TO DO:
Lift out all lines below that contain "odontopediatría".
BEGIN RECORDS SUPPLIED
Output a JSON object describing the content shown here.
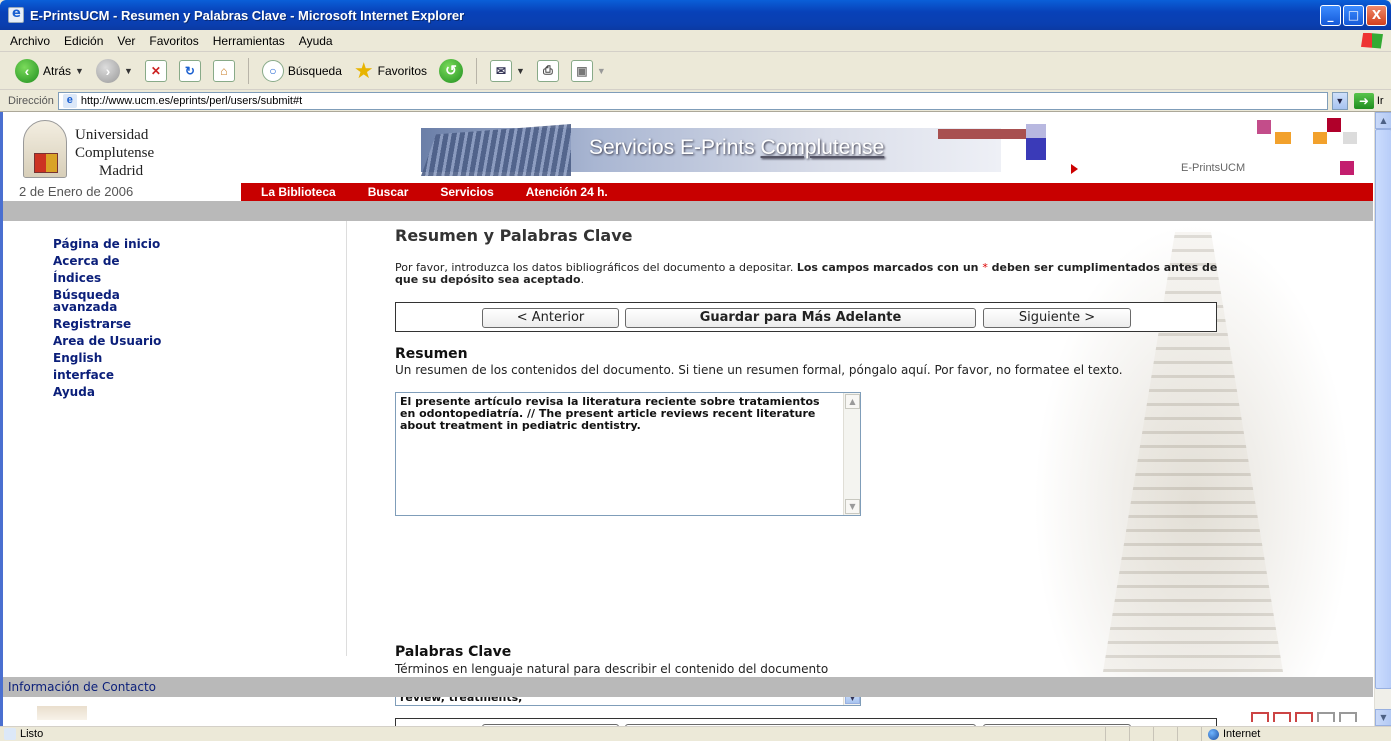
{
  "window": {
    "title": "E-PrintsUCM - Resumen y Palabras Clave - Microsoft Internet Explorer",
    "controls": [
      "_",
      "□",
      "X"
    ]
  },
  "menu": [
    "Archivo",
    "Edición",
    "Ver",
    "Favoritos",
    "Herramientas",
    "Ayuda"
  ],
  "toolbar": {
    "back": "Atrás",
    "search": "Búsqueda",
    "favorites": "Favoritos"
  },
  "address": {
    "label": "Dirección",
    "url": "http://www.ucm.es/eprints/perl/users/submit#t",
    "go": "Ir"
  },
  "header": {
    "uni_line1": "Universidad",
    "uni_line2": "Complutense",
    "uni_line3": "Madrid",
    "banner_prefix": "Servicios E-Prints ",
    "banner_underlined": "Complutense",
    "eprints_label": "E-PrintsUCM",
    "date": "2 de Enero de 2006",
    "nav": [
      "La Biblioteca",
      "Buscar",
      "Servicios",
      "Atención 24 h."
    ]
  },
  "sidebar": {
    "items": [
      "Página de inicio",
      "Acerca de",
      "Índices",
      "Búsqueda avanzada",
      "Registrarse",
      "Area de Usuario",
      "English interface",
      "Ayuda"
    ]
  },
  "main": {
    "title": "Resumen y Palabras Clave",
    "intro_plain": "Por favor, introduzca los datos bibliográficos del documento a depositar. ",
    "intro_bold1": "Los campos marcados con un ",
    "intro_star": "*",
    "intro_bold2": " deben ser cumplimentados antes de que su depósito sea aceptado",
    "intro_end": ".",
    "buttons": {
      "prev": "< Anterior",
      "save": "Guardar para Más Adelante",
      "next": "Siguiente >"
    },
    "resumen": {
      "heading": "Resumen",
      "help": "Un resumen de los contenidos del documento. Si tiene un resumen formal, póngalo aquí. Por favor, no formatee el texto.",
      "value": "El presente artículo revisa la literatura reciente sobre tratamientos en odontopediatría. // The present article reviews recent literature about treatment in pediatric dentistry."
    },
    "palabras": {
      "heading": "Palabras Clave",
      "help": "Términos en lenguaje natural para describir el contenido del documento",
      "value": "Revisión bibliográfica, tratamientos, odontopediatría // Bibliographic review, treatments,"
    }
  },
  "footer": {
    "contact": "Información de Contacto"
  },
  "status": {
    "left": "Listo",
    "zone": "Internet"
  },
  "colors": {
    "nav_red": "#c80000",
    "link_blue": "#0b1f7a",
    "title_blue": "#0a3fb0"
  }
}
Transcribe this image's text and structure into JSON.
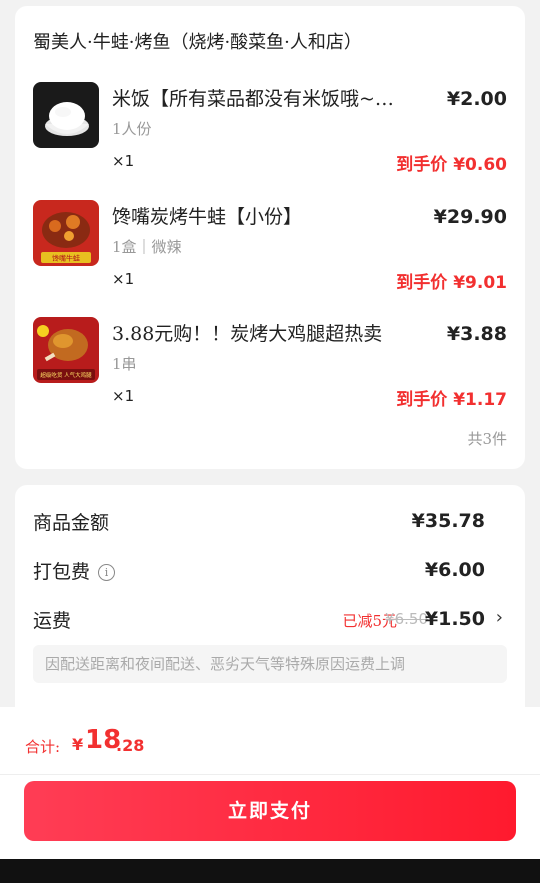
{
  "shop": {
    "name": "蜀美人·牛蛙·烤鱼（烧烤·酸菜鱼·人和店）",
    "items": [
      {
        "title": "米饭【所有菜品都没有米饭哦~…",
        "spec": "1人份",
        "price": "¥2.00",
        "qty": "×1",
        "final": "到手价 ¥0.60",
        "thumb": "rice-bowl-image"
      },
      {
        "title": "馋嘴炭烤牛蛙【小份】",
        "spec": "1盒｜微辣",
        "price": "¥29.90",
        "qty": "×1",
        "final": "到手价 ¥9.01",
        "thumb": "bullfrog-image",
        "thumb_caption": "馋嘴牛蛙"
      },
      {
        "title": "3.88元购！！炭烤大鸡腿超热卖",
        "spec": "1串",
        "price": "¥3.88",
        "qty": "×1",
        "final": "到手价 ¥1.17",
        "thumb": "chicken-leg-image",
        "thumb_caption": "超级吃货 人气大鸡腿"
      }
    ],
    "total_count": "共3件"
  },
  "fees": {
    "goods_label": "商品金额",
    "goods_value": "¥35.78",
    "package_label": "打包费",
    "package_value": "¥6.00",
    "shipping_label": "运费",
    "shipping_discount": "已减5元",
    "shipping_original": "¥6.50",
    "shipping_value": "¥1.50",
    "notice": "因配送距离和夜间配送、恶劣天气等特殊原因运费上调"
  },
  "bottom": {
    "sum_label": "合计:",
    "sum_yen": "¥",
    "sum_int": "18",
    "sum_dec": ".28",
    "pay_label": "立即支付"
  },
  "colors": {
    "accent": "#f23030",
    "button_start": "#ff3d55",
    "button_end": "#ff1a2e"
  }
}
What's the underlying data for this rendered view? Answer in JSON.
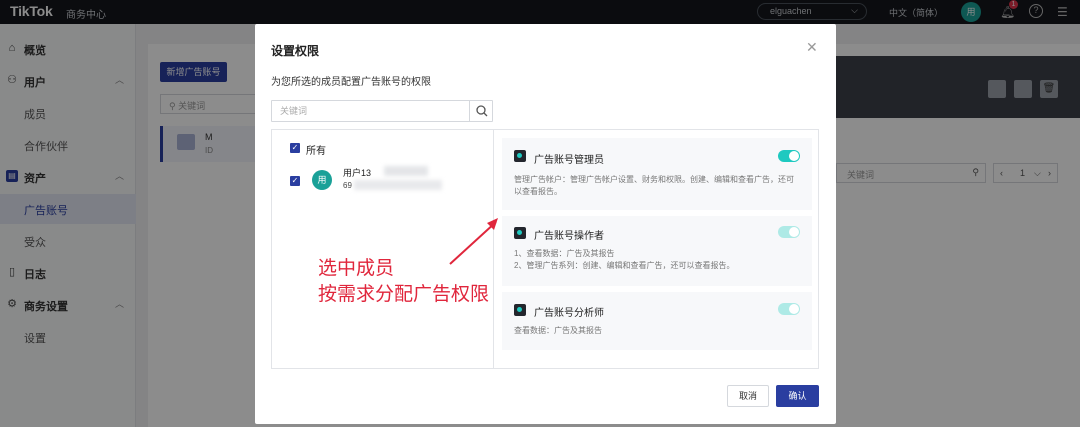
{
  "topbar": {
    "brand": "TikTok",
    "brand_sub": "商务中心",
    "account": "elguachen",
    "language": "中文（简体）",
    "avatar": "用",
    "notification_count": "1",
    "help": "?"
  },
  "sidebar": {
    "items": [
      {
        "label": "概览",
        "icon": "home-icon"
      },
      {
        "label": "用户",
        "icon": "user-icon"
      },
      {
        "label": "成员"
      },
      {
        "label": "合作伙伴"
      },
      {
        "label": "资产",
        "icon": "asset-icon"
      },
      {
        "label": "广告账号"
      },
      {
        "label": "受众"
      },
      {
        "label": "日志",
        "icon": "log-icon"
      },
      {
        "label": "商务设置",
        "icon": "settings-icon"
      },
      {
        "label": "设置"
      }
    ]
  },
  "background": {
    "new_button": "新增广告账号",
    "search_placeholder": "关键词",
    "row_text_1": "M",
    "row_text_2": "ID",
    "right_search_placeholder": "关键词",
    "pager_value": "1"
  },
  "modal": {
    "title": "设置权限",
    "subtitle": "为您所选的成员配置广告账号的权限",
    "search_placeholder": "关键词",
    "all_label": "所有",
    "member": {
      "avatar": "用",
      "name": "用户13",
      "id": "69"
    },
    "roles": [
      {
        "title": "广告账号管理员",
        "desc": [
          "管理广告帐户：管理广告帐户设置、财务和权限。创建、编辑和查看广告，还可以查看报告。"
        ],
        "enabled": true
      },
      {
        "title": "广告账号操作者",
        "desc": [
          "1、查看数据：广告及其报告",
          "2、管理广告系列：创建、编辑和查看广告，还可以查看报告。"
        ],
        "enabled": true
      },
      {
        "title": "广告账号分析师",
        "desc": [
          "查看数据：广告及其报告"
        ],
        "enabled": true
      }
    ],
    "cancel": "取消",
    "confirm": "确认"
  },
  "annotation": {
    "line1": "选中成员",
    "line2": "按需求分配广告权限",
    "color": "#e0263c"
  },
  "colors": {
    "primary": "#2a3ea0",
    "toggle_on": "#1ec9c0",
    "avatar": "#1aa198"
  }
}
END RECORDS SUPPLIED
SOLUTION TO THIS TASK:
      "value": "El presente artículo revisa la literatura reciente sobre tratamientos en odontopediatría. // The present article reviews recent literature about treatment in pediatric dentistry."
      "value": "Revisión bibliográfica, tratamientos, odontopediatría // Bibliographic review, treatments,"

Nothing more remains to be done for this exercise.